[Dataset rows for apps and sites]
/---

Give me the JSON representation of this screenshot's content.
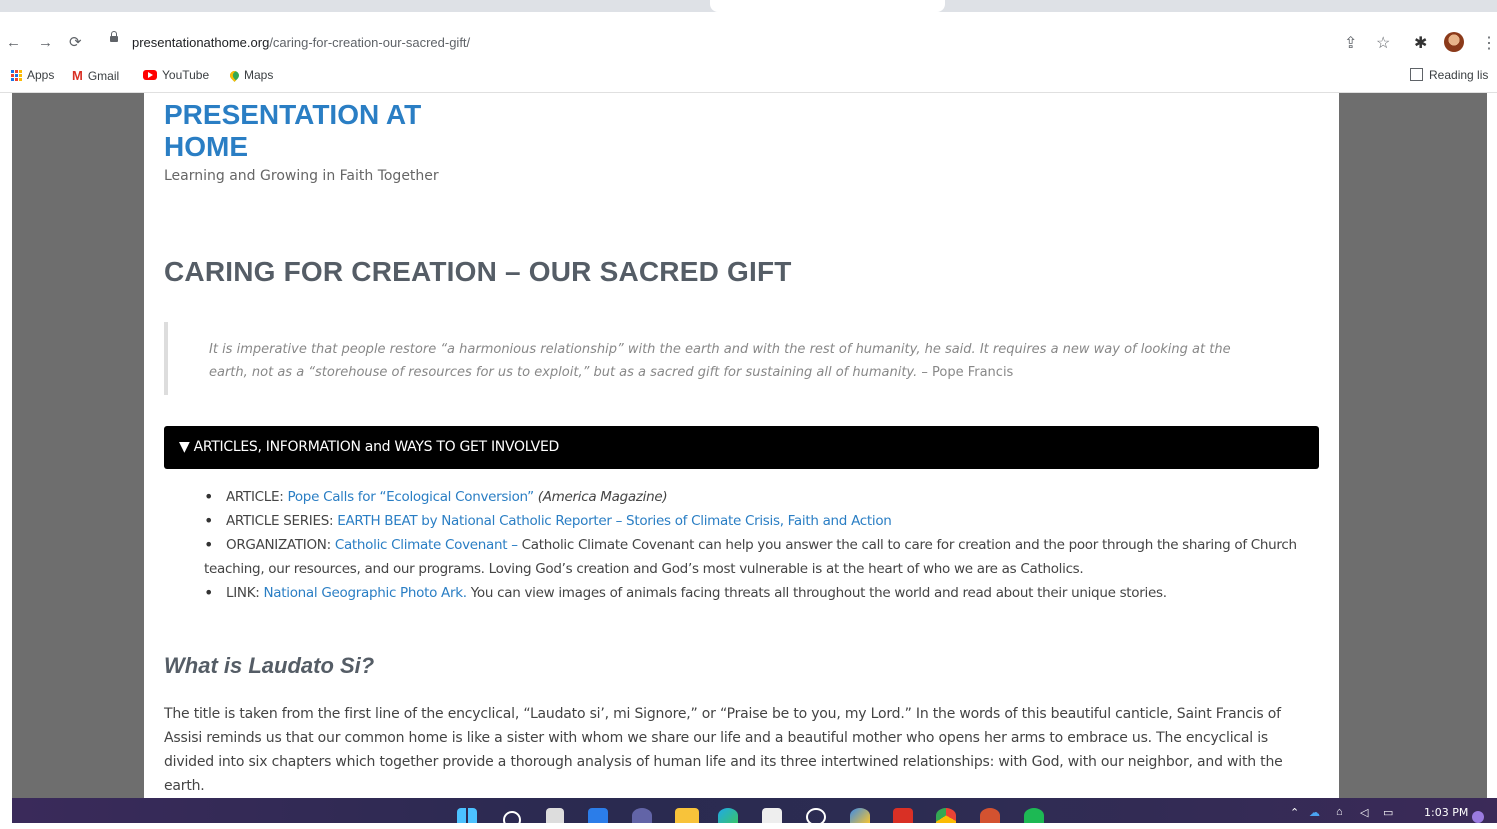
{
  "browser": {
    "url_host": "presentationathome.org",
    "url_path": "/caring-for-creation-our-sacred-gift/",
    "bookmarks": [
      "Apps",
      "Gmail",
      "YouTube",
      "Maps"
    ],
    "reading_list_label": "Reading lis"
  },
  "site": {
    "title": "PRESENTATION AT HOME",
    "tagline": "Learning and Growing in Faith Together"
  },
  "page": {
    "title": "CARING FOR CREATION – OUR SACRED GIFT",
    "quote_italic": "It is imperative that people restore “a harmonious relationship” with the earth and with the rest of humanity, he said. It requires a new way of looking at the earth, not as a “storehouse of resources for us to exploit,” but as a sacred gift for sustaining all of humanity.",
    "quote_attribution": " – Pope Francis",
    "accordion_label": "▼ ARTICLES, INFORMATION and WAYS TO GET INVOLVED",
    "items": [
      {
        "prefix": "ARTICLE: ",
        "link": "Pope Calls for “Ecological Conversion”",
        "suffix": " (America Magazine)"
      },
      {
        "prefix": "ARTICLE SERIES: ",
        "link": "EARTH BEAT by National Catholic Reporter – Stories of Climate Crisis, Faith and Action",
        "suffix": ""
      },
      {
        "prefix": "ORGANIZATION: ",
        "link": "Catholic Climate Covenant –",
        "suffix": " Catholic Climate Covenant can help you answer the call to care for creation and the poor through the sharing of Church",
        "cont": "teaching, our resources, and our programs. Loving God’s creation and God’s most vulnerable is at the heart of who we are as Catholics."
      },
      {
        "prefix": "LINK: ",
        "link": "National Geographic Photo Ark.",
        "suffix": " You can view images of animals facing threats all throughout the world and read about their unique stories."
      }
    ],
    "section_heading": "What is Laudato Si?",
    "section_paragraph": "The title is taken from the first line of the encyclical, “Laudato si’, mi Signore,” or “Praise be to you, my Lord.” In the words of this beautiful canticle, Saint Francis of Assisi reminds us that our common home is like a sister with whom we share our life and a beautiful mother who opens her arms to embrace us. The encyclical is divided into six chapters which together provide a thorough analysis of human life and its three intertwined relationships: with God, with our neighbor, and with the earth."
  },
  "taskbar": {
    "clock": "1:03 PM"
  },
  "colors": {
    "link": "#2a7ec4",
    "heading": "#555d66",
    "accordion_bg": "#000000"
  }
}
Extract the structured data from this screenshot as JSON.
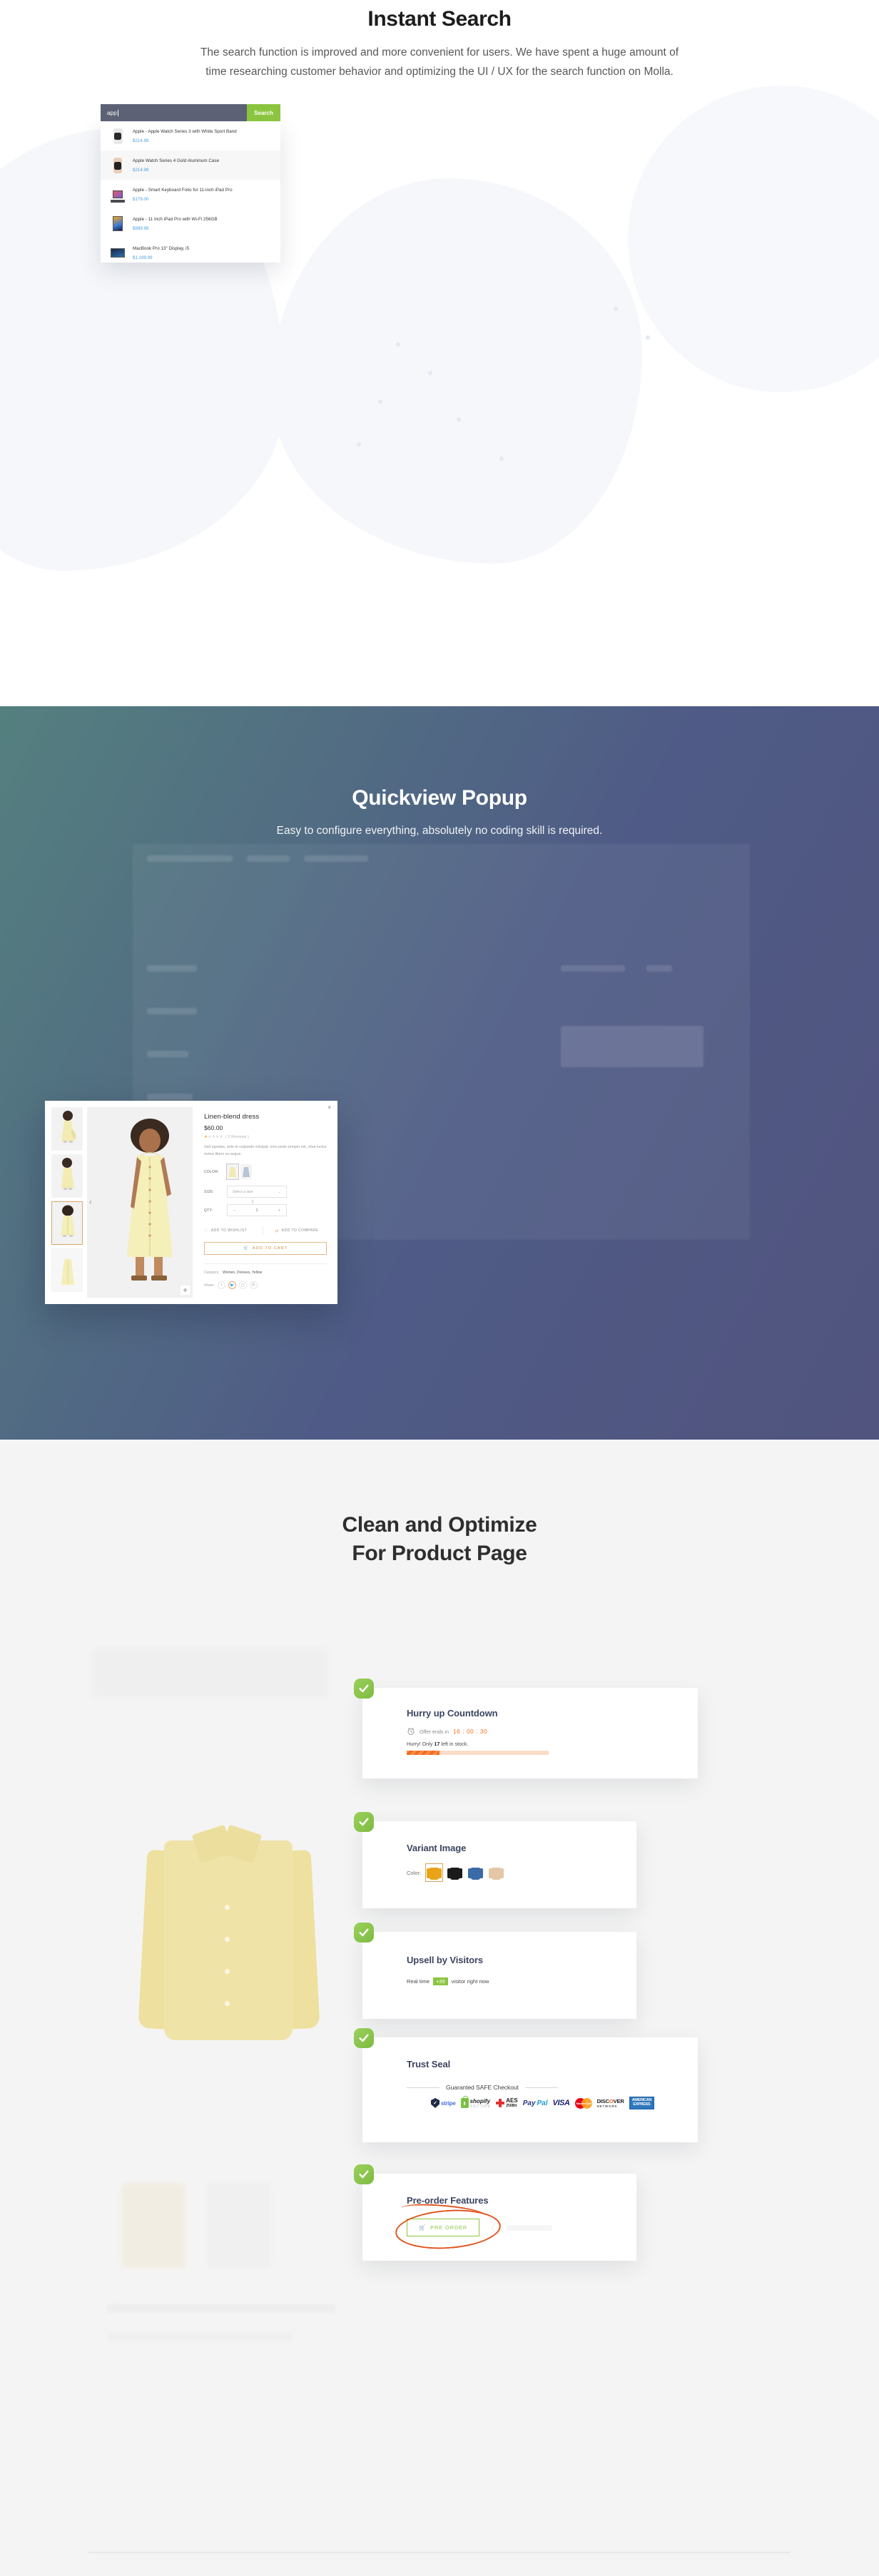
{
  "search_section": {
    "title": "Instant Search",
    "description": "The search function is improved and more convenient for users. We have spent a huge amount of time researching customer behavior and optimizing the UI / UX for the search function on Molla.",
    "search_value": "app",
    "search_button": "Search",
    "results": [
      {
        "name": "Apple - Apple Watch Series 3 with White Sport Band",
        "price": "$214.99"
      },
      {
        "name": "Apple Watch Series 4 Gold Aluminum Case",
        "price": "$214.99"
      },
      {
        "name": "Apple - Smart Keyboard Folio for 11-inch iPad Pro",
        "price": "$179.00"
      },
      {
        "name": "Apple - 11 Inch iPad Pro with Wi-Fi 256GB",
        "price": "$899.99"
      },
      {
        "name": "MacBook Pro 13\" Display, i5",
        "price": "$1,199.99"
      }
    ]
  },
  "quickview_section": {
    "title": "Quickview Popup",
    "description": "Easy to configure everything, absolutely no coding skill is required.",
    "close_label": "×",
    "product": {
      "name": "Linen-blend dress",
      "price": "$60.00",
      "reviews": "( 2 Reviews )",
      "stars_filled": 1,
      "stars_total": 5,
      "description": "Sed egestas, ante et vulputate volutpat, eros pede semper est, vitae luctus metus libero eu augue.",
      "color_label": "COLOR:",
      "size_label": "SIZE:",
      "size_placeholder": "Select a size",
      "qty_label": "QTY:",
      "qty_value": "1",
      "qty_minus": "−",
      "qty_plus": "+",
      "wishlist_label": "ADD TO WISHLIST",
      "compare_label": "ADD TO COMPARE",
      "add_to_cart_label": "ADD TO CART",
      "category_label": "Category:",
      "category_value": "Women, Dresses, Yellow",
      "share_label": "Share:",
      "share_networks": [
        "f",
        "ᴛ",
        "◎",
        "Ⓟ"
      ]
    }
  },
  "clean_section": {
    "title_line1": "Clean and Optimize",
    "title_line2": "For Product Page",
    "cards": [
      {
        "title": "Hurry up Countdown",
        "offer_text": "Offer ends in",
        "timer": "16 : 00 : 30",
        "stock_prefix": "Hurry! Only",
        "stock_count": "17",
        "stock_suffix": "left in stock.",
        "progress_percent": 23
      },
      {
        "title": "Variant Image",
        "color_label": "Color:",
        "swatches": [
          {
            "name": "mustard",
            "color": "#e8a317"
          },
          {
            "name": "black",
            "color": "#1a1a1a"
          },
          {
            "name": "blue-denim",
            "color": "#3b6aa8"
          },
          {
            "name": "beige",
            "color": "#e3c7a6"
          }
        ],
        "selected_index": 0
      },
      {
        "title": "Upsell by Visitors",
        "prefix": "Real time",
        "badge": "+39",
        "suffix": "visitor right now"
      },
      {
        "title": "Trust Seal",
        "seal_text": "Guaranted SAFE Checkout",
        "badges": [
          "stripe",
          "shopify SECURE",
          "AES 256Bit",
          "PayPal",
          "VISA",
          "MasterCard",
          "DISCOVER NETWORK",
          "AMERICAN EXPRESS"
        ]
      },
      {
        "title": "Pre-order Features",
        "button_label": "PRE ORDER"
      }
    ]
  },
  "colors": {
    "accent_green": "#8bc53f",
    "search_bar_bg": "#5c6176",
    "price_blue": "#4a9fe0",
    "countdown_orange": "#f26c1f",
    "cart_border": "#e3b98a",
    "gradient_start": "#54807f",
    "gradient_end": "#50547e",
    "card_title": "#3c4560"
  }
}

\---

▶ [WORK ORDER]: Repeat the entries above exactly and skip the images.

▶ [REPLY TO THE EXERCISE]:
Give me the JSON representation of this screenshot's content.
{
  "browser": {
    "url_host": "presentationathome.org",
    "url_path": "/caring-for-creation-our-sacred-gift/",
    "bookmarks": [
      "Apps",
      "Gmail",
      "YouTube",
      "Maps"
    ],
    "reading_list_label": "Reading lis"
  },
  "site": {
    "title": "PRESENTATION AT HOME",
    "tagline": "Learning and Growing in Faith Together"
  },
  "page": {
    "title": "CARING FOR CREATION – OUR SACRED GIFT",
    "quote_italic": "It is imperative that people restore “a harmonious relationship” with the earth and with the rest of humanity, he said. It requires a new way of looking at the earth, not as a “storehouse of resources for us to exploit,” but as a sacred gift for sustaining all of humanity.",
    "quote_attribution": " – Pope Francis",
    "accordion_label": "▼ ARTICLES, INFORMATION and WAYS TO GET INVOLVED",
    "items": [
      {
        "prefix": "ARTICLE: ",
        "link": "Pope Calls for “Ecological Conversion”",
        "suffix": " (America Magazine)"
      },
      {
        "prefix": "ARTICLE SERIES: ",
        "link": "EARTH BEAT by National Catholic Reporter – Stories of Climate Crisis, Faith and Action",
        "suffix": ""
      },
      {
        "prefix": "ORGANIZATION: ",
        "link": "Catholic Climate Covenant –",
        "suffix": " Catholic Climate Covenant can help you answer the call to care for creation and the poor through the sharing of Church",
        "cont": "teaching, our resources, and our programs. Loving God’s creation and God’s most vulnerable is at the heart of who we are as Catholics."
      },
      {
        "prefix": "LINK: ",
        "link": "National Geographic Photo Ark.",
        "suffix": " You can view images of animals facing threats all throughout the world and read about their unique stories."
      }
    ],
    "section_heading": "What is Laudato Si?",
    "section_paragraph": "The title is taken from the first line of the encyclical, “Laudato si’, mi Signore,” or “Praise be to you, my Lord.” In the words of this beautiful canticle, Saint Francis of Assisi reminds us that our common home is like a sister with whom we share our life and a beautiful mother who opens her arms to embrace us. The encyclical is divided into six chapters which together provide a thorough analysis of human life and its three intertwined relationships: with God, with our neighbor, and with the earth."
  },
  "taskbar": {
    "clock": "1:03 PM"
  },
  "colors": {
    "link": "#2a7ec4",
    "heading": "#555d66",
    "accordion_bg": "#000000"
  }
}
Extract the structured data from this screenshot as JSON.
{
  "search_section": {
    "title": "Instant Search",
    "description": "The search function is improved and more convenient for users. We have spent a huge amount of time researching customer behavior and optimizing the UI / UX for the search function on Molla.",
    "search_value": "app",
    "search_button": "Search",
    "results": [
      {
        "name": "Apple - Apple Watch Series 3 with White Sport Band",
        "price": "$214.99"
      },
      {
        "name": "Apple Watch Series 4 Gold Aluminum Case",
        "price": "$214.99"
      },
      {
        "name": "Apple - Smart Keyboard Folio for 11-inch iPad Pro",
        "price": "$179.00"
      },
      {
        "name": "Apple - 11 Inch iPad Pro with Wi-Fi 256GB",
        "price": "$899.99"
      },
      {
        "name": "MacBook Pro 13\" Display, i5",
        "price": "$1,199.99"
      }
    ]
  },
  "quickview_section": {
    "title": "Quickview Popup",
    "description": "Easy to configure everything, absolutely no coding skill is required.",
    "close_label": "×",
    "product": {
      "name": "Linen-blend dress",
      "price": "$60.00",
      "reviews": "( 2 Reviews )",
      "stars_filled": 1,
      "stars_total": 5,
      "description": "Sed egestas, ante et vulputate volutpat, eros pede semper est, vitae luctus metus libero eu augue.",
      "color_label": "COLOR:",
      "size_label": "SIZE:",
      "size_placeholder": "Select a size",
      "qty_label": "QTY:",
      "qty_value": "1",
      "qty_minus": "−",
      "qty_plus": "+",
      "wishlist_label": "ADD TO WISHLIST",
      "compare_label": "ADD TO COMPARE",
      "add_to_cart_label": "ADD TO CART",
      "category_label": "Category:",
      "category_value": "Women, Dresses, Yellow",
      "share_label": "Share:",
      "share_networks": [
        "f",
        "ᴛ",
        "◎",
        "Ⓟ"
      ]
    }
  },
  "clean_section": {
    "title_line1": "Clean and Optimize",
    "title_line2": "For Product Page",
    "cards": [
      {
        "title": "Hurry up Countdown",
        "offer_text": "Offer ends in",
        "timer": "16 : 00 : 30",
        "stock_prefix": "Hurry! Only",
        "stock_count": "17",
        "stock_suffix": "left in stock.",
        "progress_percent": 23
      },
      {
        "title": "Variant Image",
        "color_label": "Color:",
        "swatches": [
          {
            "name": "mustard",
            "color": "#e8a317"
          },
          {
            "name": "black",
            "color": "#1a1a1a"
          },
          {
            "name": "blue-denim",
            "color": "#3b6aa8"
          },
          {
            "name": "beige",
            "color": "#e3c7a6"
          }
        ],
        "selected_index": 0
      },
      {
        "title": "Upsell by Visitors",
        "prefix": "Real time",
        "badge": "+39",
        "suffix": "visitor right now"
      },
      {
        "title": "Trust Seal",
        "seal_text": "Guaranted SAFE Checkout",
        "badges": [
          "stripe",
          "shopify SECURE",
          "AES 256Bit",
          "PayPal",
          "VISA",
          "MasterCard",
          "DISCOVER NETWORK",
          "AMERICAN EXPRESS"
        ]
      },
      {
        "title": "Pre-order Features",
        "button_label": "PRE ORDER"
      }
    ]
  },
  "colors": {
    "accent_green": "#8bc53f",
    "search_bar_bg": "#5c6176",
    "price_blue": "#4a9fe0",
    "countdown_orange": "#f26c1f",
    "cart_border": "#e3b98a",
    "gradient_start": "#54807f",
    "gradient_end": "#50547e",
    "card_title": "#3c4560"
  }
}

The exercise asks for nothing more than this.